Bengaluru: Can you imagine Italy without Armani or Versace, Germany without its cars or Japan without its Ramen? That is the same with India and Holi. It is by habit that we often have a certain picture of countries in our heads. This association doesn’t need to make sense always, but it is always there! My experience away from this country taught me that whenever I would tell someone that I was from India, they would immediately ask me about the festival of colours where people smear each other with “pink” powder! Funny, but equally sweet. However, the festival of Holi serves many other important roles other than just being a sweet image for India.

In the era of globalization, countries are constantly competing for resources, investment, trade, capital, and tourism. So, countries always look at creating an emotional and cultural image that will help people answer questions such as, where should their next vacation, investment or education be?  These images subconsciously define our decision-making process thus giving certain countries an edge over the others!

The perception that we create of India can become a suitable instrument for us to convey our values and culture both inside and outside India. When we create such a positive image, our country also starts being positively received and perceived by the world and helps remove all negative connotations about us from public memory. This subjective perception by the people about national, cultural and emotional identity which helps determine the influence of a country in the global sphere is called soft power.

Let us take a look at how Holi shaped India’s soft power. “Incredible India” is India’s slogan for tourism which gives it quite an edge over other Asian countries. The “Incredible India” campaign was launched in 2002 by the Vajpayee government which helped India alter its image like never before. One of the first campaigns of “Incredible India” featured Holi which immediately transformed India’s image in the world: from being a poor and dilapidated country to a mystic land full of colours. It gave India a certain kind of romanticism which it earlier lacked. It helped not just boost tourism but also created an extremely positive global image for us!

Of course, the “Incredible India” campaign has spread far and wide over many years to many countries and continents and expanded to all forms of media. It has been a multi-million-dollar star-studded campaign which fetched many a laurel for India. The Ministry of Tourism has teamed up with many popular agencies to ensure that our culture reaches every doorstep round the globe. In one such collaboration, BBC World wanted to create an integrated marketing campaign for “Incredible India”, for which they wanted to design a few advertisements.

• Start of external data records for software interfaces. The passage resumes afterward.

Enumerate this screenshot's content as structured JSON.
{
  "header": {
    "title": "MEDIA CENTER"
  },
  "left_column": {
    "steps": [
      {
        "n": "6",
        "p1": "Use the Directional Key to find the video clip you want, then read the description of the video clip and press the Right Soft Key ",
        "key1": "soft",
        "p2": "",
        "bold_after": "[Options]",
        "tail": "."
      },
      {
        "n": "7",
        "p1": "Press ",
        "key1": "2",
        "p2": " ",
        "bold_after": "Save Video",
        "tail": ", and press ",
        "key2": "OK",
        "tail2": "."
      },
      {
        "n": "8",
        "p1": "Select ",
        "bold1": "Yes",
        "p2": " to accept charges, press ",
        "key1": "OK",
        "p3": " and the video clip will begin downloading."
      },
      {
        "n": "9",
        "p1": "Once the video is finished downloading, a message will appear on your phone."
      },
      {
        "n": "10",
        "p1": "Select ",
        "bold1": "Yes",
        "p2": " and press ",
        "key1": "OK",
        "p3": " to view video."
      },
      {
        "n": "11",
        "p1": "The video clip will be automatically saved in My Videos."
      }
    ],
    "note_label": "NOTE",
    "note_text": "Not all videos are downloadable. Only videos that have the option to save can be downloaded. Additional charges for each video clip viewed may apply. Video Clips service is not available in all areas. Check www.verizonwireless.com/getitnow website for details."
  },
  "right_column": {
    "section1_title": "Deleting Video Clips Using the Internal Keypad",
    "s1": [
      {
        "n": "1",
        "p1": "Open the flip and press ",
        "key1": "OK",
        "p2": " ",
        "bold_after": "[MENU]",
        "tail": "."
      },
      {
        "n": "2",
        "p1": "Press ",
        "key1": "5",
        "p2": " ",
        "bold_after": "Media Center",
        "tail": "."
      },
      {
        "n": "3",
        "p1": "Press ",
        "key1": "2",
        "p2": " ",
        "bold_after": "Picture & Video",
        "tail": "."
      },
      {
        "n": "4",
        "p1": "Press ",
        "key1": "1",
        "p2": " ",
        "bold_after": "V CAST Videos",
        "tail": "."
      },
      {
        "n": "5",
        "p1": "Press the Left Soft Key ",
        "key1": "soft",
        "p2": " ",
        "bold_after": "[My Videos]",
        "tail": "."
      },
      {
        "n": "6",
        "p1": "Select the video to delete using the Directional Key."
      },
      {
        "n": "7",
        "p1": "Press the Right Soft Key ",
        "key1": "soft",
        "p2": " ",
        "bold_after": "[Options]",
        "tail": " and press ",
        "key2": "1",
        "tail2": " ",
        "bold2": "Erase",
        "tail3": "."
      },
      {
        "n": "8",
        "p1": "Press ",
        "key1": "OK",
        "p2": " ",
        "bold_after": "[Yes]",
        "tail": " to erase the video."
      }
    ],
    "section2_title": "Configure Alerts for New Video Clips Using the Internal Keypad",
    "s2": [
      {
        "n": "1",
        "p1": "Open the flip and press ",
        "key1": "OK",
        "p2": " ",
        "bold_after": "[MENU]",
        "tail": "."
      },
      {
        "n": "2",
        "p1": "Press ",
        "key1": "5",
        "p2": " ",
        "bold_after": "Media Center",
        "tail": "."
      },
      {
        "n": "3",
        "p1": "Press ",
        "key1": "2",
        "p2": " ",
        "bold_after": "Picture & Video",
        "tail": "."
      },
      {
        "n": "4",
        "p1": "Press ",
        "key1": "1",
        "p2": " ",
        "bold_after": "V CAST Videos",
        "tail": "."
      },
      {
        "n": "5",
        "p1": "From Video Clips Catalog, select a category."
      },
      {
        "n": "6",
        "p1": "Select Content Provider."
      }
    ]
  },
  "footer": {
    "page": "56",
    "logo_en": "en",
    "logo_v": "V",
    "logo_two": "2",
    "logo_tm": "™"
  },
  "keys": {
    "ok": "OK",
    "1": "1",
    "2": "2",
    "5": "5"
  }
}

BBC did in-depth research for this and guess what they came up with? They said that people associate India with Vibrant Colours and that is what should feature in all their advertisements. Such is the power of Holi!

This “Incredible India” campaign ensured that India gave a super counter to the “Malaysia Truly Asia” campaign. This campaign promoted tourism and investment in our country by portraying our cultural vibrancy and diversity. Thus, Holi helped us create a national brand making India hard to be ignored in the international sphere. This national brand will play an important role when nations compete with each other in their fight for the same resources. Thus, before we ignore Holi as just another festival, let us not forget its immense contribution in the shaping of Brand India. 

About Abhinav Khare

Abhinav Khare is the CEO of Asianet News Network and also the host of a daily show named Deep Dive with AK. He has a lifetime collection of books and gadgets and has already pinged more than hundred cities around the globe. 

He is a tech entrepreneur, who is passionate about policy, technology, economy and philosophy from ancient India. He earned an MS Engineering from the ETH Zurich and an MBA Finance from the London Business School.